The parties have a long and unique history that is important to understand the case. B&B Hardware sells a variety of fasteners in various industries under the mark “Sealtight.” Hargis sells fasteners exclusively used for portable buildings under the trademark “Sealtite.” B & B received a federal trademark registration, and the parties engaged in lengthy TTAB proceedings when Hargis tried to register its mark. In 1997, B & B filed suit for trademark infringement.
The jury returned a verdict for Hargis, finding that Sealtight was merely descriptive, and that judgment was affirmed in B & B Hardware, Inc. v. Hargis Industries, Inc., 252 F.3d 1010 (8th Cir. 2001). Hargis did not petition to cancel “Sealtight.” In 2006, “Sealtight” became incontestable, which eliminated the merely descriptive defense. B & B filed the instant action, and Hargis moved to dismiss on grounds of res judicata.

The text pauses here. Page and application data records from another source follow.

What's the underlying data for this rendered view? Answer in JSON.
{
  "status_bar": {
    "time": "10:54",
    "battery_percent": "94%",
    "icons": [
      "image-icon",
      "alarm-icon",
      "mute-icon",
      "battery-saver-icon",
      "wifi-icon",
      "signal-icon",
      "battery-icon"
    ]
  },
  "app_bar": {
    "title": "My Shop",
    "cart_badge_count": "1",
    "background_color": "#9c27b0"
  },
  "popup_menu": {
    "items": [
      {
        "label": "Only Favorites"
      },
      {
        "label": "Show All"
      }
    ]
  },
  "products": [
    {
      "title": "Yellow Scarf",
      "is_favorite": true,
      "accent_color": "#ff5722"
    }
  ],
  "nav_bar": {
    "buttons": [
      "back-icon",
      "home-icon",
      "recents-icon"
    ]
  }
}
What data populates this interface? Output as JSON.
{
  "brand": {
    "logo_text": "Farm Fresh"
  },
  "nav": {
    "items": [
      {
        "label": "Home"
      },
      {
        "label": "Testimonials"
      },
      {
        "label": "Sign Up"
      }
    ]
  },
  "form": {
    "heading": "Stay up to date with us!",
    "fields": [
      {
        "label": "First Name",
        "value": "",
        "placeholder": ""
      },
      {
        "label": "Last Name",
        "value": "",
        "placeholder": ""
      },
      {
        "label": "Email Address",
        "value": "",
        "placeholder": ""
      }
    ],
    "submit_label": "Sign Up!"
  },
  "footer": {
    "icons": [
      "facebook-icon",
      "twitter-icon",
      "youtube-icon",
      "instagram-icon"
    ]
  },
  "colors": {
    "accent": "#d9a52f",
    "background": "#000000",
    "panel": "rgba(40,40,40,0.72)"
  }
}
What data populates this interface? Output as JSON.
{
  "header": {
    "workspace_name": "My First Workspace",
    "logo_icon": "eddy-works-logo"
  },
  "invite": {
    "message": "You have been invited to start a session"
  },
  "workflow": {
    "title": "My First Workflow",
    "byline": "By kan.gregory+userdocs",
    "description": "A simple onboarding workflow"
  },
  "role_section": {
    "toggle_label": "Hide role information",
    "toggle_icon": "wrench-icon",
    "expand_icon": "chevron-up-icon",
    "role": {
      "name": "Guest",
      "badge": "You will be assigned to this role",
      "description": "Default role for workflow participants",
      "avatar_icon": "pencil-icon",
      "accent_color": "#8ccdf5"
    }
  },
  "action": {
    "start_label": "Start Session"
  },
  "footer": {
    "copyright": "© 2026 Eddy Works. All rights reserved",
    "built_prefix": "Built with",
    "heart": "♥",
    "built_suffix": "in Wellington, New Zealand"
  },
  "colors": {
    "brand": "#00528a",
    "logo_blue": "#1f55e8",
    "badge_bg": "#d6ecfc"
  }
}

The court agreed with Hargis that incontestability alone does not create an exception to res judicata. The court held that while incontestability affects a trademark’s validity, it has no bearing on a trademark’s strength, and that the only recognized exception to res judicata for trademark infringement is a significant increase in strength over a significant amount of time. See Test Masters Educational Services v. Singh, 428 F.3d 559 (5th Cir. 2005). B & B failed to establish either of these two factors, and the court dismissed the complaint.